_Your task:_ Where does the string "subtitle" occur in the records below? Copy every line that holds it.

Excerpts from an interface dataset:
__________

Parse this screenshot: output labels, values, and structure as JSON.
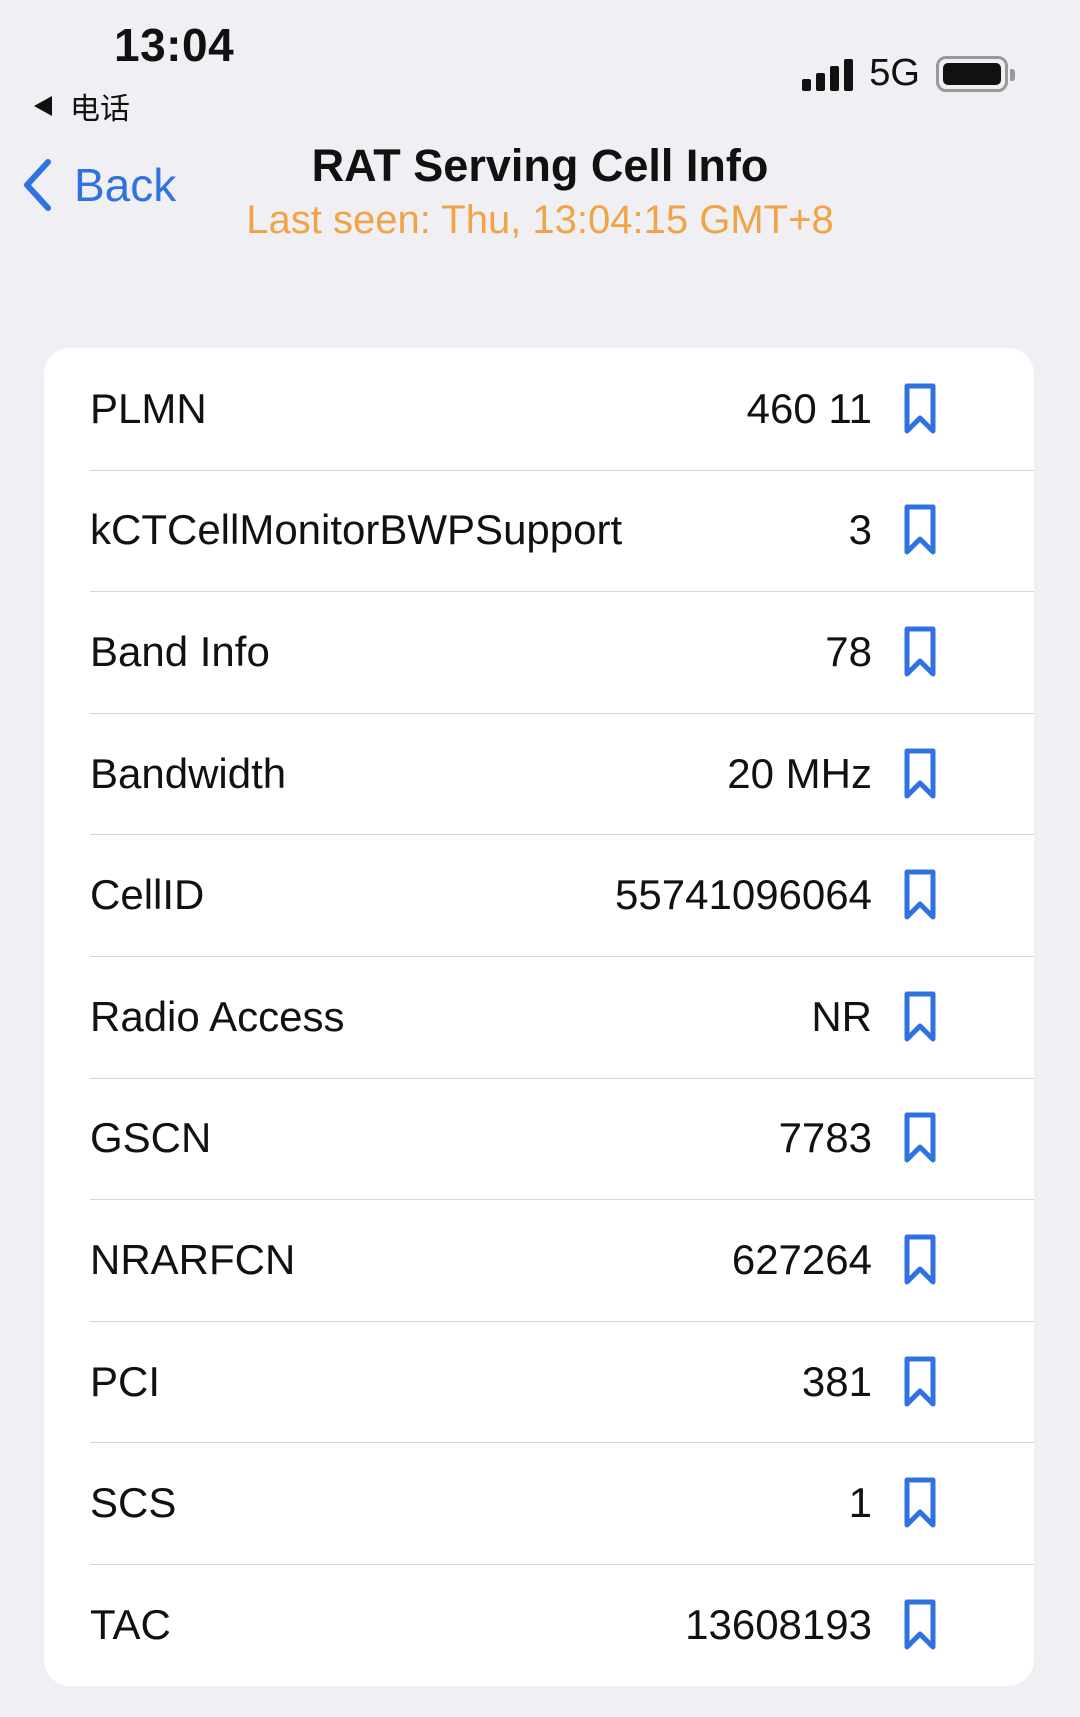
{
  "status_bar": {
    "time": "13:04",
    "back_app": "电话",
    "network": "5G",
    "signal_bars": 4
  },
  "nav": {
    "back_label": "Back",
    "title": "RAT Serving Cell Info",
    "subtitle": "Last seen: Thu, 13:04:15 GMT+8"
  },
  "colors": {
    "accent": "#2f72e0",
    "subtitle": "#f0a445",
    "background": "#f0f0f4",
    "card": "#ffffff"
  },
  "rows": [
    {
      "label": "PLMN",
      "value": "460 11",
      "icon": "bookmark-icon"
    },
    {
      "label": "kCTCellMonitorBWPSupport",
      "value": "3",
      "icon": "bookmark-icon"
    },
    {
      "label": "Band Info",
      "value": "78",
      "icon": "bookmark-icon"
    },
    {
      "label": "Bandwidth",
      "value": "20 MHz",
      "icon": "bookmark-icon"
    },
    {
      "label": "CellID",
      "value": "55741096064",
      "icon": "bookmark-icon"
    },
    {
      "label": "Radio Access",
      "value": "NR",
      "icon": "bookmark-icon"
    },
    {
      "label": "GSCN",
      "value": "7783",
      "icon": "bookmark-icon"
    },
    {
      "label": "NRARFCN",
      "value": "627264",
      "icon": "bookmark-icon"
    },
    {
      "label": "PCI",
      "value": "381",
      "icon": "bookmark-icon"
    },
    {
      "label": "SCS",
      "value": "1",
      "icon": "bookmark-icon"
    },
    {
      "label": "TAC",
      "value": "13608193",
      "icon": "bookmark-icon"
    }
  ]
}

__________

_Answer to this problem:_
    "subtitle": "Last seen: Thu, 13:04:15 GMT+8"
    "subtitle": "#f0a445",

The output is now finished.